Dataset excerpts
○ ○ ○
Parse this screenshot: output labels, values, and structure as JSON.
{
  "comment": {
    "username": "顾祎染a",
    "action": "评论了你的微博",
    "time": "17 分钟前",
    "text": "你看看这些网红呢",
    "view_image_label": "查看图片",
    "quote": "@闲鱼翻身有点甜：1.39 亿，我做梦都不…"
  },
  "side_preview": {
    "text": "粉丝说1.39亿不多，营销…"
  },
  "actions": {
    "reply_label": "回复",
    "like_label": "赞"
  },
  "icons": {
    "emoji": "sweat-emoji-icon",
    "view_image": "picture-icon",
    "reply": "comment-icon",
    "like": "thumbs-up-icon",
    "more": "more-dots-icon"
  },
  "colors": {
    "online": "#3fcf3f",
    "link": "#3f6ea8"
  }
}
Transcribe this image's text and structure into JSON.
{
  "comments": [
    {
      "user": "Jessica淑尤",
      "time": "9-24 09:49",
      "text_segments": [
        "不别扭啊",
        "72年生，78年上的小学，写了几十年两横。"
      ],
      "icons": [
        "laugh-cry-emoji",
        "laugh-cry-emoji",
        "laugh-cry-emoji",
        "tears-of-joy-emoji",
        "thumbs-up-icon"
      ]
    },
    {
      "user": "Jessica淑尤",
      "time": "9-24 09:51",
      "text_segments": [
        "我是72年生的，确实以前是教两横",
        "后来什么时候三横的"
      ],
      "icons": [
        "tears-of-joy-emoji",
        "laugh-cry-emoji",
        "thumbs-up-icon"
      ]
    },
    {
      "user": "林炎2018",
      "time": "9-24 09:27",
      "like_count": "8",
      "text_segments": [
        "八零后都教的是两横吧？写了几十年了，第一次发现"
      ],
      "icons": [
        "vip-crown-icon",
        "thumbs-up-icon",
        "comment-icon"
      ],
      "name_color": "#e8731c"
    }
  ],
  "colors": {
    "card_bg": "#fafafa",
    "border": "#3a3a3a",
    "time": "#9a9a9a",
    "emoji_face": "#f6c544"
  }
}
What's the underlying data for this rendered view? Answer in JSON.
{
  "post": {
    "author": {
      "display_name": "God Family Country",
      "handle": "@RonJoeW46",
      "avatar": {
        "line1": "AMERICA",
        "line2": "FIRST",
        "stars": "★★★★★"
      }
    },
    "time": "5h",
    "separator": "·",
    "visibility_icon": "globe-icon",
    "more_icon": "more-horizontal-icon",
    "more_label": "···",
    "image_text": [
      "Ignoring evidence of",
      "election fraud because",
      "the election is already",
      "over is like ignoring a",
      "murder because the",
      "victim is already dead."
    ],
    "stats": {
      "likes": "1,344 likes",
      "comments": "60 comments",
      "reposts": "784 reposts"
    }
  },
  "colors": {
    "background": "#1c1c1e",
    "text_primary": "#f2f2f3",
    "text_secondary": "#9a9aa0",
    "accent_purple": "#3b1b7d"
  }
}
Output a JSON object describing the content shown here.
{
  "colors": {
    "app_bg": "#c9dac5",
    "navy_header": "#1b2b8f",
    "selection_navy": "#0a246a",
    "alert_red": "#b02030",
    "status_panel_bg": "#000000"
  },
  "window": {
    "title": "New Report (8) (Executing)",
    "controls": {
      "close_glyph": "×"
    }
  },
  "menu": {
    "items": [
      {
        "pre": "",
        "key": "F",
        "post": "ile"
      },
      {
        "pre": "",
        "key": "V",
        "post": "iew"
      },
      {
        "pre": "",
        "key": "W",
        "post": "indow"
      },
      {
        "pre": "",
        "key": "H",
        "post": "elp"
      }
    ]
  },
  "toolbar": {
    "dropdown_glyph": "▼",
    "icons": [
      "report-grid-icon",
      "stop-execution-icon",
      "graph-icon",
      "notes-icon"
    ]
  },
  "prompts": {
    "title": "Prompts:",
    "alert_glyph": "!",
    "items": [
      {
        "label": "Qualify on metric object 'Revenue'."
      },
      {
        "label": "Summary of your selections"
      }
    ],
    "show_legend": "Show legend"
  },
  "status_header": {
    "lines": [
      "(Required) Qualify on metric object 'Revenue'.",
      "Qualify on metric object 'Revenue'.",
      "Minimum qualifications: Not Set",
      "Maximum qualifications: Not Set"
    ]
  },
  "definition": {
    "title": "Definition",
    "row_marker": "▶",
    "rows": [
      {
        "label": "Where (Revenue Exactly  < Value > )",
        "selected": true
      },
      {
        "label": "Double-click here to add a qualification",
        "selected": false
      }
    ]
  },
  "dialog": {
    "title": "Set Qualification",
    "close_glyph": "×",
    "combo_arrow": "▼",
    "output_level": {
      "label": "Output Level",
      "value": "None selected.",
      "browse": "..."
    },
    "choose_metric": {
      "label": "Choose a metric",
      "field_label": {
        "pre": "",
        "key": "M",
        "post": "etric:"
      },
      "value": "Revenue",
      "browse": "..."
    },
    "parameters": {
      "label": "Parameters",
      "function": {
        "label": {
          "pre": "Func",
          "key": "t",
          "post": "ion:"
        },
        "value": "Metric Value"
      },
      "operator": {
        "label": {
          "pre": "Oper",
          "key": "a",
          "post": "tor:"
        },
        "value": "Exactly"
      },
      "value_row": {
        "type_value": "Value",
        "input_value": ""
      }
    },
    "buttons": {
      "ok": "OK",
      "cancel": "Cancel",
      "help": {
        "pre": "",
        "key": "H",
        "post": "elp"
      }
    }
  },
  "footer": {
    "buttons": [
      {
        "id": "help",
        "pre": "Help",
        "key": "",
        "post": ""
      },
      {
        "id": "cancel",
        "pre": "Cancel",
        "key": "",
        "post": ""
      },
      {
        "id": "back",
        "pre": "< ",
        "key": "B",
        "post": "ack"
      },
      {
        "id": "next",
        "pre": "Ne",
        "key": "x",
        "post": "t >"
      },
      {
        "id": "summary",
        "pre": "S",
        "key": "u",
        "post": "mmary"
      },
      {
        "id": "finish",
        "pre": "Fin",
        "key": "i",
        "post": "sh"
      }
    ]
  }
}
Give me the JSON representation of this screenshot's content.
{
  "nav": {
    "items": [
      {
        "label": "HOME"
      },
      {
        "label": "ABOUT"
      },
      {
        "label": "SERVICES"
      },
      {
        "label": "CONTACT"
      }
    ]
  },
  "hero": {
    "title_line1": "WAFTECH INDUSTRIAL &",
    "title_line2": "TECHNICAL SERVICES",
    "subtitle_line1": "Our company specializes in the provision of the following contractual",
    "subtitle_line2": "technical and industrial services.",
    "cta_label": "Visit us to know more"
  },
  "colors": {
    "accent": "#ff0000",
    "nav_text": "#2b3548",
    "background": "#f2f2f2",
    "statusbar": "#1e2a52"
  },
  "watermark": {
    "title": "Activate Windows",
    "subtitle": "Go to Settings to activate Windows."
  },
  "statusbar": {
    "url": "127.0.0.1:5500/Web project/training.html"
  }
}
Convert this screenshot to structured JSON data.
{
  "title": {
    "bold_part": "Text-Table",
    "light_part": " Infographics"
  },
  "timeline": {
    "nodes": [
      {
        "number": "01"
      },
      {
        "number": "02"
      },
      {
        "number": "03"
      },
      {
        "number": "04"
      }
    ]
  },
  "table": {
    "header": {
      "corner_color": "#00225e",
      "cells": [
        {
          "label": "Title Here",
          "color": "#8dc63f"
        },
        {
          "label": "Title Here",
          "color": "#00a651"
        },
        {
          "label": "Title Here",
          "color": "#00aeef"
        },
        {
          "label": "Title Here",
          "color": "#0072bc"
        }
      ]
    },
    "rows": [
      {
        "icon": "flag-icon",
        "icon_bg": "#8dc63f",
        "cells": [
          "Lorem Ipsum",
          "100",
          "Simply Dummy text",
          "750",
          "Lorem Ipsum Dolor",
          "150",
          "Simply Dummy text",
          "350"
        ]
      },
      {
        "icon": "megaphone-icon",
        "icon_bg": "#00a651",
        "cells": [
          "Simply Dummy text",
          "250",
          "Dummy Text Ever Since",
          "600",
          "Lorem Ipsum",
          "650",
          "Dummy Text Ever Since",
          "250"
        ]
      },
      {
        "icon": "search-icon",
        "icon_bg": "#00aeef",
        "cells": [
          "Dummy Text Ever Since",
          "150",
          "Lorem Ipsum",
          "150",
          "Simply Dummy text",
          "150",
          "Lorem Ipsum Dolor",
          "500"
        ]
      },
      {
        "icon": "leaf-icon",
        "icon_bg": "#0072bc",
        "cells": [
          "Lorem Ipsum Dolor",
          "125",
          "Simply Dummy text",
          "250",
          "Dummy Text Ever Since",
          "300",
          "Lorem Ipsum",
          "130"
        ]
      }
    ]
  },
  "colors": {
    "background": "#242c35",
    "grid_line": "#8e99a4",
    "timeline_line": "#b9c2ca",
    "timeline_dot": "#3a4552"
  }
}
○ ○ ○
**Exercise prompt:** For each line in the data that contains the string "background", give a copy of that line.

**Written answer:**
    "background": "#1c1c1e",
    "background": "#f2f2f2",
    "background": "#242c35",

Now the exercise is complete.